One of the biggest complaints we receive from our readers is how expensive excursions are through a travel agent, what is the main tip you would offer someone who is thinking a booking an excursion when visiting Kefalonia?
Excursions are expensive if booked through a travel agent because the agent takes a cut. My advice to anyone travelling to Kefalonia (or similarly, Corfu) would be to be brave and book the excursion directly through the local contact. You will usually find the excursion operator has an office on the island, so track them down and book them directly. You are more likely to be able to negotiate a better price without having to pay a travel agent.
In your opinion, what are the five places a tourist on holiday in Kefalonia should go and visit?
- Antisamos beach, Sami – the most beautiful, crystal-clear water
- Myrtos beach, Pylaros – famed for its turquoise colour water and a swim-through cave at one end
- Melissani Cave, Sami – a natural phenomenon where a water-filled cave 500m from the sea is fed by water from the other side of the island which has travelled through the rock and underground

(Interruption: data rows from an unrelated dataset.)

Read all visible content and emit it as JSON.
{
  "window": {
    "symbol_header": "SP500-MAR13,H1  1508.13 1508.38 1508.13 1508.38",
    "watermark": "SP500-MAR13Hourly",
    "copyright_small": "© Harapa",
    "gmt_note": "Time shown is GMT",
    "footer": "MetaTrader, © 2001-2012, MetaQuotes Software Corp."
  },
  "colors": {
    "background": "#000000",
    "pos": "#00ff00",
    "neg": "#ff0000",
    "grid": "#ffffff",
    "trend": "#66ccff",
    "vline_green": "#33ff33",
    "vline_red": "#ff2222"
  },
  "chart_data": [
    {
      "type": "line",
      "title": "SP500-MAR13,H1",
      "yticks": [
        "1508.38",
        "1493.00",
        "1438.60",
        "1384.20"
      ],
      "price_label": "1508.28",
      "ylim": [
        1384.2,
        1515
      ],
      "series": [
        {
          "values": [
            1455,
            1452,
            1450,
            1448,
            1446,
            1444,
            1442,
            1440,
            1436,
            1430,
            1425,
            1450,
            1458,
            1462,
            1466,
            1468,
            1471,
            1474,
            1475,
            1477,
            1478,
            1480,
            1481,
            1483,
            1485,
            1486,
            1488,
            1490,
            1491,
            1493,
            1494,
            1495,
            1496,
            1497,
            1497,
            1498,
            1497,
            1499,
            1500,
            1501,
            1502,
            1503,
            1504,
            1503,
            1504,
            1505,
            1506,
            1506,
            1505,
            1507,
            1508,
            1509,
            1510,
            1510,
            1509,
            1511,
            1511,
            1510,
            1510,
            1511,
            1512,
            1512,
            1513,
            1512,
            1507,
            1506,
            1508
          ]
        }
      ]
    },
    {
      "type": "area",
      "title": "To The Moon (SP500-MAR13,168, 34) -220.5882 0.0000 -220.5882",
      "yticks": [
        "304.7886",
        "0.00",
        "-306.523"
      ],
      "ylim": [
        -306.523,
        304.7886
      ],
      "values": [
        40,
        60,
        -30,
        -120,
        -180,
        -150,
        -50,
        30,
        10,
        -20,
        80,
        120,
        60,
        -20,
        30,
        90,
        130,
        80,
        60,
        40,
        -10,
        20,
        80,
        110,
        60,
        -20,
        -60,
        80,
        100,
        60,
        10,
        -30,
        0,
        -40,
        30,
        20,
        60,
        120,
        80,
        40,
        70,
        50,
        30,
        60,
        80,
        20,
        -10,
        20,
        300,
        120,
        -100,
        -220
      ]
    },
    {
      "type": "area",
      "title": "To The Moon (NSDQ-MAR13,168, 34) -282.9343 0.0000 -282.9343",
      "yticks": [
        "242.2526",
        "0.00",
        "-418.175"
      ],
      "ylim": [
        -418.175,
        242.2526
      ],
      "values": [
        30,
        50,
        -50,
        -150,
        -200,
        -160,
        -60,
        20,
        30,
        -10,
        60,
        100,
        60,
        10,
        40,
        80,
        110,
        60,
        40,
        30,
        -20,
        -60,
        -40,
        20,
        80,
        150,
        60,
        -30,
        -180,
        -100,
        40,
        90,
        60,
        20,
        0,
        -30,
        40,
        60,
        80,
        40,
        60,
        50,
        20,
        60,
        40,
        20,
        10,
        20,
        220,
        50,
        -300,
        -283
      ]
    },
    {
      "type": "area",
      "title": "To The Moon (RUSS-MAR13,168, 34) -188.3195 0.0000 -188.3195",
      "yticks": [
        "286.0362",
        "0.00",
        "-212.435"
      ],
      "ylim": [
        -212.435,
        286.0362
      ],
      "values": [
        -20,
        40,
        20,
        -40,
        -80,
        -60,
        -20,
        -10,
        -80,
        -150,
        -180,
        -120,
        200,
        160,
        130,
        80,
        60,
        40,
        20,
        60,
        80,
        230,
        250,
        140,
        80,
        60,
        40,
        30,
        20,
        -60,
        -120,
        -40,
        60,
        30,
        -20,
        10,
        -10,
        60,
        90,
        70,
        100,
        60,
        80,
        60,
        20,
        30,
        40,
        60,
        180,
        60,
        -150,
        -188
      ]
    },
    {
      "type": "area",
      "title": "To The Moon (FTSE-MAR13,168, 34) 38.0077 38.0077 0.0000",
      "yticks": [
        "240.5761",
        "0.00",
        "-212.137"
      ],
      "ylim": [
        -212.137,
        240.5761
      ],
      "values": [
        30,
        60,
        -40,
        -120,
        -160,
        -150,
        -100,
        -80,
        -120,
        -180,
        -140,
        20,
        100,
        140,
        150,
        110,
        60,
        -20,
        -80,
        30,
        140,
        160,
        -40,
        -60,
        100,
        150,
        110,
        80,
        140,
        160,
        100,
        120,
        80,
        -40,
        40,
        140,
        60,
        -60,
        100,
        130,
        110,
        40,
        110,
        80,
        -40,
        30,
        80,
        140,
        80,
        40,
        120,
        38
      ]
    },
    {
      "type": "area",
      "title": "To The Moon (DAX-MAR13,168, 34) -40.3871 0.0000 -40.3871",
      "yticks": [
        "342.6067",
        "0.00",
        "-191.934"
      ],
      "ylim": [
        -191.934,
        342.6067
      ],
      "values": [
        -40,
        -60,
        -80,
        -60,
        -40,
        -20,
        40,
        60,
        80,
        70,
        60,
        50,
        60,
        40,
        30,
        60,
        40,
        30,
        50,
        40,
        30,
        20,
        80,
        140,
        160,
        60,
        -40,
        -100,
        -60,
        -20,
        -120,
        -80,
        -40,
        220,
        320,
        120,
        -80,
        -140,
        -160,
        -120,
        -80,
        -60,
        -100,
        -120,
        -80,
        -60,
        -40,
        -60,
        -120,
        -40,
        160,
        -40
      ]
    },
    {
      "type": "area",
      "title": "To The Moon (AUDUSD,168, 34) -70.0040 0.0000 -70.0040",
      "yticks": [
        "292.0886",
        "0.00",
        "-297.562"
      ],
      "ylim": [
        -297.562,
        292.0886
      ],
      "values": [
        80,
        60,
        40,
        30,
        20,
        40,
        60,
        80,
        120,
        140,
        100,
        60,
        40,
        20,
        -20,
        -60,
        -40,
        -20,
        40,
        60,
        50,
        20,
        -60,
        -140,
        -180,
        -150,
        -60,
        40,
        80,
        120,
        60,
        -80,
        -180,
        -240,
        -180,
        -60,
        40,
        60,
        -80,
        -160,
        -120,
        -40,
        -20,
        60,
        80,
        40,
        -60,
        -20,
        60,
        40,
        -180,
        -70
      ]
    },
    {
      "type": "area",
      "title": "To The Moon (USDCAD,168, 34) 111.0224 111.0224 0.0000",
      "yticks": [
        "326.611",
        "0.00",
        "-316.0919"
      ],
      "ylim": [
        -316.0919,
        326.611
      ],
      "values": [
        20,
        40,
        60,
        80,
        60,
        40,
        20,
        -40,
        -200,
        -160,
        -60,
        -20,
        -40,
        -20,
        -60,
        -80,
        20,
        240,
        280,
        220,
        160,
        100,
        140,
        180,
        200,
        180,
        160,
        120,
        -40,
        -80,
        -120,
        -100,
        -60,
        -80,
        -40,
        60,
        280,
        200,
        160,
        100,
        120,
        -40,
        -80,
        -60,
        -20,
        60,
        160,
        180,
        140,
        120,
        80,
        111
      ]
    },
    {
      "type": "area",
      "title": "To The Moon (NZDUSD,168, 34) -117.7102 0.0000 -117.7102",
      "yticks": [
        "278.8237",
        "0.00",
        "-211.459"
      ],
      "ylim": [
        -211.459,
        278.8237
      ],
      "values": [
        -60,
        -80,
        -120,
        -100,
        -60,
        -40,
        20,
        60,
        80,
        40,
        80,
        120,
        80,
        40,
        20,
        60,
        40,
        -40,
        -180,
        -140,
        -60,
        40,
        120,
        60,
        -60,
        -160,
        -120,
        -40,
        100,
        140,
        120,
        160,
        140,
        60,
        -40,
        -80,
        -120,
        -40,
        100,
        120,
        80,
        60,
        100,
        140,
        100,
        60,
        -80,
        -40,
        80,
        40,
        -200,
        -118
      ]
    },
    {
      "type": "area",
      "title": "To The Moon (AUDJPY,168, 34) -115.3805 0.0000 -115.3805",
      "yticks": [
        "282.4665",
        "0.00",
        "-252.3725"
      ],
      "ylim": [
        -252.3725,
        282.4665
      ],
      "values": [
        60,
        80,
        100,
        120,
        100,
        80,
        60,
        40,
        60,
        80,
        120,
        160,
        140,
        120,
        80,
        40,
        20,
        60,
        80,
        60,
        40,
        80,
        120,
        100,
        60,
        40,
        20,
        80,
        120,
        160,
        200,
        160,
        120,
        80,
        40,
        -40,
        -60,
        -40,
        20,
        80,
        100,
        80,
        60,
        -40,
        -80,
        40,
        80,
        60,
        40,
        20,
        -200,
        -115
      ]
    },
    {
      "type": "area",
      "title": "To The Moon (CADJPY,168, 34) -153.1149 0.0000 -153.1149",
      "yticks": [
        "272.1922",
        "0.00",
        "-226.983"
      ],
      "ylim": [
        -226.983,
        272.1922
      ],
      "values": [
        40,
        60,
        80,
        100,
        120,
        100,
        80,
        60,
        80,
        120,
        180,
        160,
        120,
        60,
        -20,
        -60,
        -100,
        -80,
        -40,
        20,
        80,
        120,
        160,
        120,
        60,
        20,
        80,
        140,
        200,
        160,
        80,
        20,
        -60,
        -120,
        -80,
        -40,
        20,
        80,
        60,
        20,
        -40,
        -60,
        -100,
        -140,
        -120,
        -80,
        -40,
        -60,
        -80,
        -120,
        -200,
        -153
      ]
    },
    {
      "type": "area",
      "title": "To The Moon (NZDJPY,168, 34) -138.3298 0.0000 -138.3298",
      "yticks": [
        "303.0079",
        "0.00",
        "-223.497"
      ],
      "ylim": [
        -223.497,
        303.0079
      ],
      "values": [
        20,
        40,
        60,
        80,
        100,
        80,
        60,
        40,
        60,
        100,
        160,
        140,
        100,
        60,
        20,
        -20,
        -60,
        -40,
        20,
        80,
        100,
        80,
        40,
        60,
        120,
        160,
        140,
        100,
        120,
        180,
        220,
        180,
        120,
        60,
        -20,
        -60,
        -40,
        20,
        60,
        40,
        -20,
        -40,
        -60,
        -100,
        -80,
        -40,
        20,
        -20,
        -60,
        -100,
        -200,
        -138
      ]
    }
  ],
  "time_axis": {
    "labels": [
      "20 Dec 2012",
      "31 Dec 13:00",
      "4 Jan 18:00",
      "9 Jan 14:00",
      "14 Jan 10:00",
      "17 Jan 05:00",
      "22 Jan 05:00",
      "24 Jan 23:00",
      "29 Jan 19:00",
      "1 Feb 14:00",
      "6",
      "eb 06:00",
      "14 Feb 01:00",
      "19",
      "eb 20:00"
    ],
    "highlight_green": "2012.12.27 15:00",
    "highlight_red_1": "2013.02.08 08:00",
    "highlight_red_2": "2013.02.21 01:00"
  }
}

- Captain Makis Glass Bottom Boat Trip – setting sail from Argostoli (the island’s capital), the day-long cruise takes you to parts of the island you wouldn’t otherwise visit, and includes a fantastic BBQ lunch on the beach and the chance to cover yourself in medicinal mud!
Where did you stay when you went on holiday to Kefalonia?
We stayed at Dionysos Village Resort, a lovely family-run hotel with the most spectacular sunset views over the sea.
Would you stay at this hotel again?
I would highly recommend this hotel to anyone visiting Kefalonia. The pool is of a good size and very clean, the staff are wonderfully polite and helpful, the views are fantastic, and there is a traditional Greek night on a Tuesday with delicious local food and dancing!
There is a bit of a steep climb from the beach to the hotel (about 15-20 minutes uphill) which, in the heat was hard work. A positive spin would be to say we built up our appetite every day, but I did hear other hotel guests had preferred to pay a €5 taxi fare instead.
Would you say the holiday in Kefalonia offered you value for money?
We chose to go to Kefalonia in June – slightly earlier in the British summer season, outside of school holidays – so paid less than we would’ve done had we gone in August. The ‘cooler’ temperature (it was still hitting 30 degrees on a daily basis) and cheaper costs meant we were able to definitely get value for our money.
I would always suggest holidaying outside of peak-times if possible.
Is Kefalonia a place you would recommend to friends?
I would strongly recommend Kefalonia to my friends and family. The weather was perfect, not one cloud in the sky, and the food everywhere on the island was very tasty. Eating fresh fish on a daily basis, and not to mention Greek cheese, is my idea of heaven!
What are the best money saving tips you would offer to someone thinking of taking a holiday in Kefalonia?
- We chose a self-catering option with our hotel because we enjoy the challenge of buying local food and trying a different eatery every day. By sorting out breakfast (pastries, eggs, or fruit) for ourselves, we were able to save money on the overall hotel costs.
Similarly, food on board a plane can cost more than anywhere else, so bring food with you such as a round of sandwiches. You won’t be able to bring drinks through security, but empty bottles can be filled up with water the other side.
- Avoid withdrawing money abroad at all costs. Not only will you be charged an inflated exchange rate, but your bank or lender may also add on an extra withdrawal fee. Check MoneySavingExpert for more tips.
- Nowadays, some flight providers offer a fair amount of cabin luggage but charge for bags over 20kg to be placed in the hold. If you are able to pack light (and that includes restricting the amount of lotions and potions you take), you may be able to save money on your flight costs. Do check your airline’s baggage guides for what can and can’t be brought aboard the plane with you before you travel though!
By Timothy Ellis